Home Office accounts show the government spent £31m on the National Identity Scheme last year.
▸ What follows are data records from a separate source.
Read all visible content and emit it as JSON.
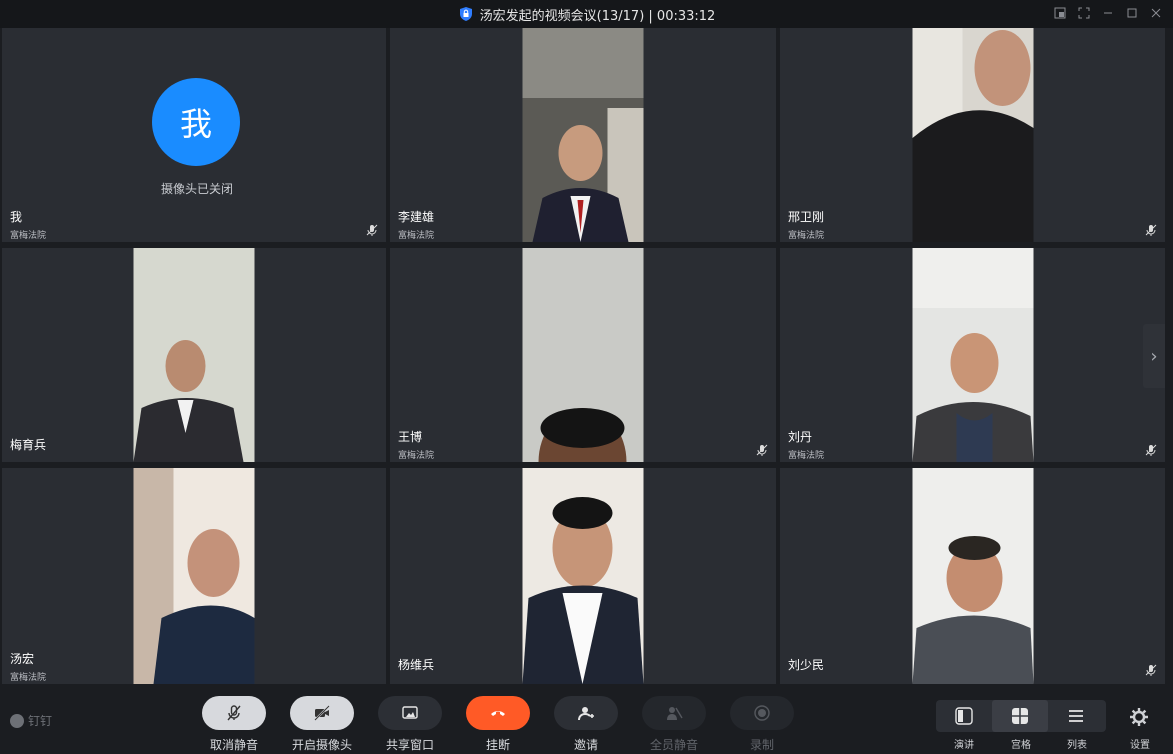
{
  "window": {
    "title": "汤宏发起的视频会议(13/17) | 00:33:12"
  },
  "self_tile": {
    "avatar_char": "我",
    "camera_status": "摄像头已关闭"
  },
  "participants": [
    {
      "name": "我",
      "org": "富梅法院",
      "muted": true,
      "video": false
    },
    {
      "name": "李建雄",
      "org": "富梅法院",
      "muted": false,
      "video": true
    },
    {
      "name": "邢卫刚",
      "org": "富梅法院",
      "muted": true,
      "video": true
    },
    {
      "name": "梅育兵",
      "org": "",
      "muted": false,
      "video": true
    },
    {
      "name": "王博",
      "org": "富梅法院",
      "muted": true,
      "video": true
    },
    {
      "name": "刘丹",
      "org": "富梅法院",
      "muted": true,
      "video": true
    },
    {
      "name": "汤宏",
      "org": "富梅法院",
      "muted": false,
      "video": true
    },
    {
      "name": "杨维兵",
      "org": "",
      "muted": false,
      "video": true
    },
    {
      "name": "刘少民",
      "org": "",
      "muted": true,
      "video": true
    }
  ],
  "controls": {
    "unmute": "取消静音",
    "camera_on": "开启摄像头",
    "share_window": "共享窗口",
    "hang_up": "挂断",
    "invite": "邀请",
    "mute_all": "全员静音",
    "record": "录制"
  },
  "views": {
    "speaker": "演讲",
    "grid": "宫格",
    "list": "列表",
    "active": "grid"
  },
  "settings_label": "设置",
  "app_logo_text": "钉钉",
  "colors": {
    "accent_blue": "#1a8cff",
    "hangup_red": "#ff5a26",
    "tile_bg": "#2a2d33"
  }
}
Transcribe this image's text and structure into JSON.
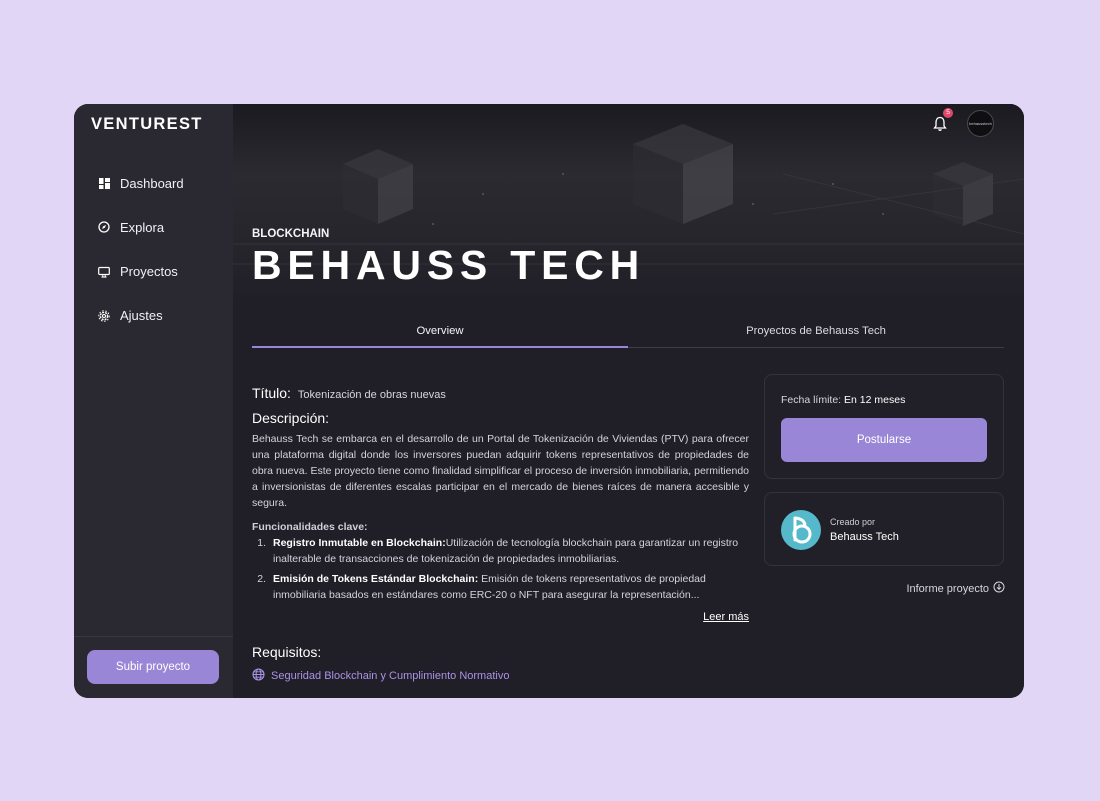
{
  "app": {
    "logo": "VENTUREST"
  },
  "sidebar": {
    "items": [
      {
        "label": "Dashboard",
        "icon": "dashboard-icon"
      },
      {
        "label": "Explora",
        "icon": "compass-icon"
      },
      {
        "label": "Proyectos",
        "icon": "monitor-icon"
      },
      {
        "label": "Ajustes",
        "icon": "gear-icon"
      }
    ],
    "upload_button": "Subir proyecto"
  },
  "topbar": {
    "notification_count": "5",
    "avatar_text": "behausstech"
  },
  "hero": {
    "category": "BLOCKCHAIN",
    "company_name": "BEHAUSS TECH"
  },
  "tabs": [
    {
      "label": "Overview",
      "active": true
    },
    {
      "label": "Proyectos de Behauss Tech",
      "active": false
    }
  ],
  "overview": {
    "titulo_label": "Título:",
    "titulo_value": "Tokenización de obras nuevas",
    "descripcion_label": "Descripción:",
    "descripcion_text": "Behauss Tech se embarca en el desarrollo de un Portal de Tokenización de Viviendas (PTV) para ofrecer una plataforma digital donde los inversores puedan adquirir tokens representativos de propiedades de obra nueva. Este proyecto tiene como finalidad simplificar el proceso de inversión inmobiliaria, permitiendo a inversionistas de diferentes escalas participar en el mercado de bienes raíces de manera accesible y segura.",
    "funcionalidades_label": "Funcionalidades clave:",
    "funcionalidades": [
      {
        "num": "1.",
        "title": "Registro Inmutable en Blockchain:",
        "text": "Utilización de tecnología blockchain para garantizar un registro inalterable de transacciones de tokenización de propiedades inmobiliarias."
      },
      {
        "num": "2.",
        "title": "Emisión de Tokens Estándar Blockchain:",
        "text": " Emisión de tokens representativos de propiedad inmobiliaria basados en estándares como ERC-20 o NFT para asegurar la representación..."
      }
    ],
    "leer_mas": "Leer más",
    "requisitos_label": "Requisitos:",
    "requisitos": [
      "Seguridad Blockchain y Cumplimiento Normativo"
    ]
  },
  "application_card": {
    "fecha_label": "Fecha límite:",
    "fecha_value": "En 12 meses",
    "button": "Postularse"
  },
  "creator_card": {
    "label": "Creado por",
    "name": "Behauss Tech"
  },
  "report_link": "Informe proyecto",
  "colors": {
    "accent": "#9a86d6",
    "background": "#e2d6f6",
    "panel": "#201e26",
    "sidebar": "#2a2831",
    "badge": "#e0486b",
    "creator_avatar": "#55b9cb"
  }
}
Estimates of the 10-year cost of the scheme and electronic ID cards, which are due to be phased in from 2009, rose £65m in six months, due mainly to VAT.
The government's estimate of the cost of the system was £5.56bn in May 2007. This was later revised to £5.37bn. According to figures presented to parliament on Thursday, the estimated cost has risen to £5.43bn. However, the London School of Economics has put the cost closer to £14.5bn.
The money will come from the Home Office budget, which will rise from £9.8bn to £10.315bn between 2008 and 2010. Spending will be managed by the Identity and Passport Service, with major investment expected to start from mid-2008.